# Requirement:
State the number of lines that hold "components" in the records below, with no other words.

# Supplied entries:
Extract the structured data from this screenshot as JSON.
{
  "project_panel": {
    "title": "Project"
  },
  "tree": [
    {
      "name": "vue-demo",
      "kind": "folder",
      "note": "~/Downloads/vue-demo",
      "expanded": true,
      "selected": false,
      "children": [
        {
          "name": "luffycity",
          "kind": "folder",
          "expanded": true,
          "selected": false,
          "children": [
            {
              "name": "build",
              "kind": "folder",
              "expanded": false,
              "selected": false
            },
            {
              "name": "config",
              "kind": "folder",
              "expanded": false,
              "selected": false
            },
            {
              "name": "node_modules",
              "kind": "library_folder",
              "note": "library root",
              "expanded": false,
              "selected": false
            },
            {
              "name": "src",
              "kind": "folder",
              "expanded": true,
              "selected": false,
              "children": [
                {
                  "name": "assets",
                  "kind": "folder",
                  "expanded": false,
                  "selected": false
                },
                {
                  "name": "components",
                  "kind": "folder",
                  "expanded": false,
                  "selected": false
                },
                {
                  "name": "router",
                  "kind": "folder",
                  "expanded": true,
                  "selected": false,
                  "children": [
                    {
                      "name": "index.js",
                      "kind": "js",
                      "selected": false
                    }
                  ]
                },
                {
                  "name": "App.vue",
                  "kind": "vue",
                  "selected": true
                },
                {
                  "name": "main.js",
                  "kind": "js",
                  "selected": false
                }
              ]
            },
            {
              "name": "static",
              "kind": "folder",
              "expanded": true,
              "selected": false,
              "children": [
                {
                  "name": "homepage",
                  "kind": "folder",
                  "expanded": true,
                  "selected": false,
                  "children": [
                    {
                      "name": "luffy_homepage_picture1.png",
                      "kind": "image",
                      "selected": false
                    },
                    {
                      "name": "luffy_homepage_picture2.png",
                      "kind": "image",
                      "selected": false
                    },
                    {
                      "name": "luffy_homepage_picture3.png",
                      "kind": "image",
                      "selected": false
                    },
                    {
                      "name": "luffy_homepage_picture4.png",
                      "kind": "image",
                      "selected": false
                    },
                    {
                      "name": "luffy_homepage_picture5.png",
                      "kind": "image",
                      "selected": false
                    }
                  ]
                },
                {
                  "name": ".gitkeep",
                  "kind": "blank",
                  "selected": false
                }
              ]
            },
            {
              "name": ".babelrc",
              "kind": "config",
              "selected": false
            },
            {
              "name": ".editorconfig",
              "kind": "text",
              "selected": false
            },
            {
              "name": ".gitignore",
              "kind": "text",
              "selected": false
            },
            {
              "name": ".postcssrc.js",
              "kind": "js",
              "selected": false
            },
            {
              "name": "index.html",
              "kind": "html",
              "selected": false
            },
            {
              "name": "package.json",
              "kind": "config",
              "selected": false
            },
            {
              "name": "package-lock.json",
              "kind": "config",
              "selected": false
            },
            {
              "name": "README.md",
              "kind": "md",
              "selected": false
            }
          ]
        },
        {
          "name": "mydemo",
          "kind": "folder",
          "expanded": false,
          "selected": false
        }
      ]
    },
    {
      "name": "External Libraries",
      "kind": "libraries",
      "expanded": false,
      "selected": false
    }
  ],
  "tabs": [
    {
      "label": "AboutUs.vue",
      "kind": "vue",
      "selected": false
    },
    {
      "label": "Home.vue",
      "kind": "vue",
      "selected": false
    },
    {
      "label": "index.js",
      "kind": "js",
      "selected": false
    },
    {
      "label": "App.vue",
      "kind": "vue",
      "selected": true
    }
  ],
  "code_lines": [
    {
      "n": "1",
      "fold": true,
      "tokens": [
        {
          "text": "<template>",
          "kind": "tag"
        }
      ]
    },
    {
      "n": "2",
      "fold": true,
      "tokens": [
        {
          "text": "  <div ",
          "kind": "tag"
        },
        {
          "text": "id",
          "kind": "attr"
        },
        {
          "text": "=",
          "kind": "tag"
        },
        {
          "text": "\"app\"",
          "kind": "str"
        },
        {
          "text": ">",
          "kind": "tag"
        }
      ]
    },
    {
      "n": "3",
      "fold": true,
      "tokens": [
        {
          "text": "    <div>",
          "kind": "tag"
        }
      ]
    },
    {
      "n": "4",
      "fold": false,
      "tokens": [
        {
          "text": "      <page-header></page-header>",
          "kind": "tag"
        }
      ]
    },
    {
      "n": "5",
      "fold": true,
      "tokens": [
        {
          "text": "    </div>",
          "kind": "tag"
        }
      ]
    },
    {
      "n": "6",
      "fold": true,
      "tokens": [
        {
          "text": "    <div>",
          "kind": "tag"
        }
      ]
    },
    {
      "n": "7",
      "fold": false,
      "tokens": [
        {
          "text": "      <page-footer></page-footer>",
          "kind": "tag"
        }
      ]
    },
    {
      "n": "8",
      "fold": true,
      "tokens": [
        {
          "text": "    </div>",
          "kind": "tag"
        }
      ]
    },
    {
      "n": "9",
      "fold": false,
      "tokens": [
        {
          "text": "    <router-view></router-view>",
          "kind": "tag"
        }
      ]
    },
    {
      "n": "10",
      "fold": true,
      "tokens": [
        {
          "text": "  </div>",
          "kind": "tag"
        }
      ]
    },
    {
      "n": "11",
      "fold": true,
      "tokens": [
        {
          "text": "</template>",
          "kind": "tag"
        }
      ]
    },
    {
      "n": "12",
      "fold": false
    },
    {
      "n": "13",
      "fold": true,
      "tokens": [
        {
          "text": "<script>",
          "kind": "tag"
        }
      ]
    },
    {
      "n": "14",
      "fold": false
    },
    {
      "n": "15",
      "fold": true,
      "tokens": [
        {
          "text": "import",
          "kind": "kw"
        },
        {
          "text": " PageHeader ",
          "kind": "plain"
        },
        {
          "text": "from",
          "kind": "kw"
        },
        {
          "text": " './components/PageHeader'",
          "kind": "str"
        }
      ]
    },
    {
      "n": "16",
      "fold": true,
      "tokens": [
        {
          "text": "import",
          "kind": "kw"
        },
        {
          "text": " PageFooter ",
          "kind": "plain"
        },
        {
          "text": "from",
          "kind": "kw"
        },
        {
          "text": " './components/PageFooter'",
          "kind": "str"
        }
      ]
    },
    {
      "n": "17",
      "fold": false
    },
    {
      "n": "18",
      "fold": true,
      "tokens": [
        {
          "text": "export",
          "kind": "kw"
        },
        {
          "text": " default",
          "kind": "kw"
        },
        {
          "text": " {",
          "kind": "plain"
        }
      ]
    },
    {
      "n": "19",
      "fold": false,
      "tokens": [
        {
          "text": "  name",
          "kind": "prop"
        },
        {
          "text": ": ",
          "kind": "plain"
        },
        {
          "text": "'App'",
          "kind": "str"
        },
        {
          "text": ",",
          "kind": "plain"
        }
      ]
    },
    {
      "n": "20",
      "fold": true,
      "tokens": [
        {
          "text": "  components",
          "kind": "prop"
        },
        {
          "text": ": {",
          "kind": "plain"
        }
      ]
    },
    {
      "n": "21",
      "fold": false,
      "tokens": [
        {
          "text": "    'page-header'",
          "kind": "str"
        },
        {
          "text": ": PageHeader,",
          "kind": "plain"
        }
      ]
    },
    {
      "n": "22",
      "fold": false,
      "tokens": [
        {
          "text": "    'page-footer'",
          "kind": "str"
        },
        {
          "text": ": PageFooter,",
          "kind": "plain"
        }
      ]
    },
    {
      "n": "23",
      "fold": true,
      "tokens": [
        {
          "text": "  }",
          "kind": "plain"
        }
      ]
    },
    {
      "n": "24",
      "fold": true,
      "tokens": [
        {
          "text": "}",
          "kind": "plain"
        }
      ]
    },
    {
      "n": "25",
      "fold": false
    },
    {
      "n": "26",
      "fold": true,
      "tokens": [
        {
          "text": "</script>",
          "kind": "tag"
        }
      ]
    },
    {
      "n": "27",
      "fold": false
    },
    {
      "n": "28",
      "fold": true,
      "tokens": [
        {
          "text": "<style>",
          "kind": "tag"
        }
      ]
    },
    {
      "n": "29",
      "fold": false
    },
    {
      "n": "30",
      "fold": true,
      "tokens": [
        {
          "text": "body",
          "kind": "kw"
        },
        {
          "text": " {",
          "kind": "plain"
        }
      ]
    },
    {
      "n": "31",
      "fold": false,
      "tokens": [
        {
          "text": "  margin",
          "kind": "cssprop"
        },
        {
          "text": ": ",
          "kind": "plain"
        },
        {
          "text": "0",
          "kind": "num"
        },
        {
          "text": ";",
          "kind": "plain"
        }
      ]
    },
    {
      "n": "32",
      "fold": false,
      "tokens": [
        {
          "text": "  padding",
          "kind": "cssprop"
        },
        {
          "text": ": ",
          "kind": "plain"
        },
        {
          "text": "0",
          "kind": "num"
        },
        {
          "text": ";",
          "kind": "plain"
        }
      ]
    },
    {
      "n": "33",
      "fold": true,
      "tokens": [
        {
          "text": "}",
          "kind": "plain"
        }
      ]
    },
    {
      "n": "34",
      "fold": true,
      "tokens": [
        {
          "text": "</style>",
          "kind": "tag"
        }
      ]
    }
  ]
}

# Answer section:
4